Element data from apps and pages
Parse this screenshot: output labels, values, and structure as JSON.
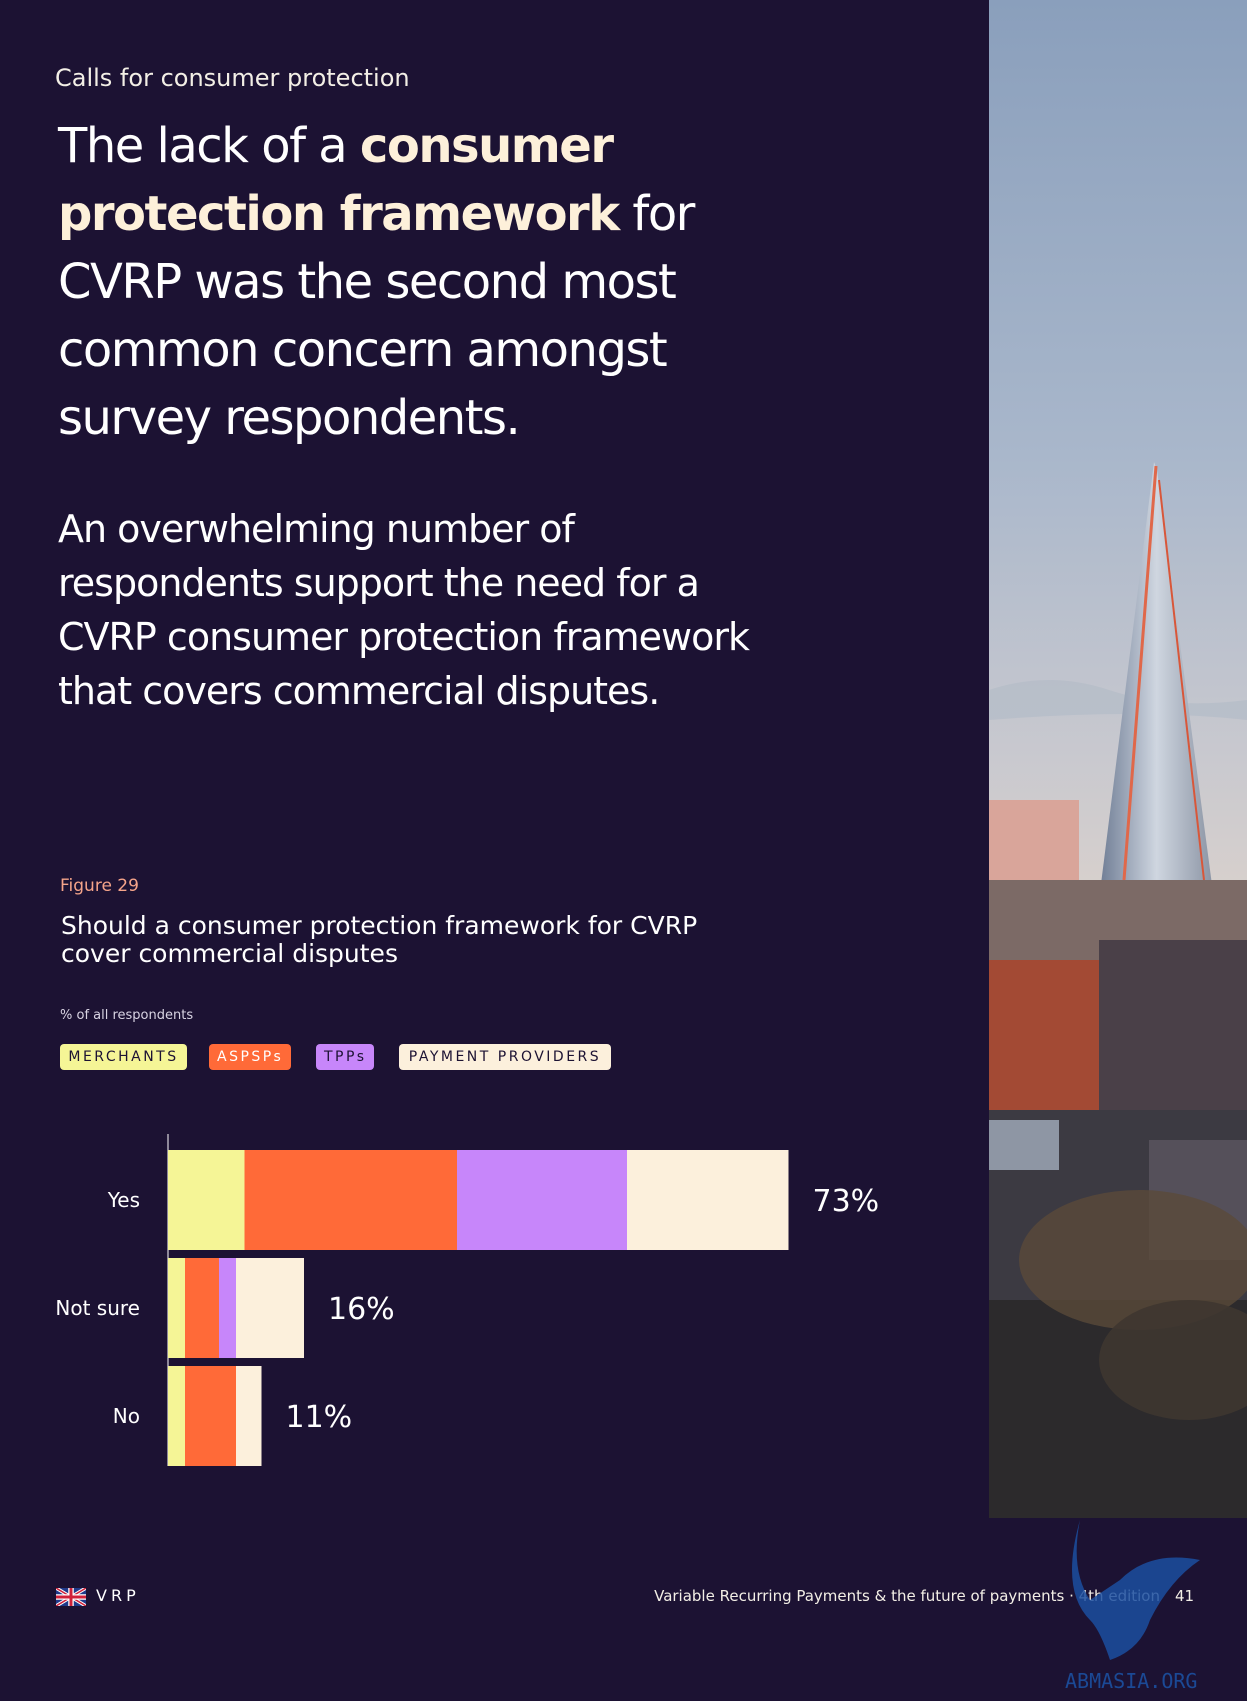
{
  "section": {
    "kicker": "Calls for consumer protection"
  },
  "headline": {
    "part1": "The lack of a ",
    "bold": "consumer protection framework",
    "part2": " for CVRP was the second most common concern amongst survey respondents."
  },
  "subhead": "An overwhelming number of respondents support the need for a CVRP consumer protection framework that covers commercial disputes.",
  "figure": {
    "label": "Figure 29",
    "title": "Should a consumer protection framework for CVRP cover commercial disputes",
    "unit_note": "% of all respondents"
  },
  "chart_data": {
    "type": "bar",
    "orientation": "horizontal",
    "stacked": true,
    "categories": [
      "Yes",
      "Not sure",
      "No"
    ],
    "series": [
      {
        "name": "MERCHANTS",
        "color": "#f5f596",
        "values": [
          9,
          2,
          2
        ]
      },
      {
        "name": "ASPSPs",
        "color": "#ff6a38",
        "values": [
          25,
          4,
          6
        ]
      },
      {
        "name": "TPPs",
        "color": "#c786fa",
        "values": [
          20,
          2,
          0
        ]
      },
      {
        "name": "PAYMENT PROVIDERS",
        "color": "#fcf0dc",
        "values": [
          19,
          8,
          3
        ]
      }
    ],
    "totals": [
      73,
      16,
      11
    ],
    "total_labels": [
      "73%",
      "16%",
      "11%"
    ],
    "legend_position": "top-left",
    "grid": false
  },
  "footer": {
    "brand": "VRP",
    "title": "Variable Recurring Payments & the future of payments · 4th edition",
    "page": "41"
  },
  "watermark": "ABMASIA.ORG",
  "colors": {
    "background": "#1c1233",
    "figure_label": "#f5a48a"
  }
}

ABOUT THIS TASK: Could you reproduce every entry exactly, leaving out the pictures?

RESULT FOR THIS TASK:
Parse this screenshot: output labels, values, and structure as JSON.
{
  "section": {
    "kicker": "Calls for consumer protection"
  },
  "headline": {
    "part1": "The lack of a ",
    "bold": "consumer protection framework",
    "part2": " for CVRP was the second most common concern amongst survey respondents."
  },
  "subhead": "An overwhelming number of respondents support the need for a CVRP consumer protection framework that covers commercial disputes.",
  "figure": {
    "label": "Figure 29",
    "title": "Should a consumer protection framework for CVRP cover commercial disputes",
    "unit_note": "% of all respondents"
  },
  "chart_data": {
    "type": "bar",
    "orientation": "horizontal",
    "stacked": true,
    "categories": [
      "Yes",
      "Not sure",
      "No"
    ],
    "series": [
      {
        "name": "MERCHANTS",
        "color": "#f5f596",
        "values": [
          9,
          2,
          2
        ]
      },
      {
        "name": "ASPSPs",
        "color": "#ff6a38",
        "values": [
          25,
          4,
          6
        ]
      },
      {
        "name": "TPPs",
        "color": "#c786fa",
        "values": [
          20,
          2,
          0
        ]
      },
      {
        "name": "PAYMENT PROVIDERS",
        "color": "#fcf0dc",
        "values": [
          19,
          8,
          3
        ]
      }
    ],
    "totals": [
      73,
      16,
      11
    ],
    "total_labels": [
      "73%",
      "16%",
      "11%"
    ],
    "legend_position": "top-left",
    "grid": false
  },
  "footer": {
    "brand": "VRP",
    "title": "Variable Recurring Payments & the future of payments · 4th edition",
    "page": "41"
  },
  "watermark": "ABMASIA.ORG",
  "colors": {
    "background": "#1c1233",
    "figure_label": "#f5a48a"
  }
}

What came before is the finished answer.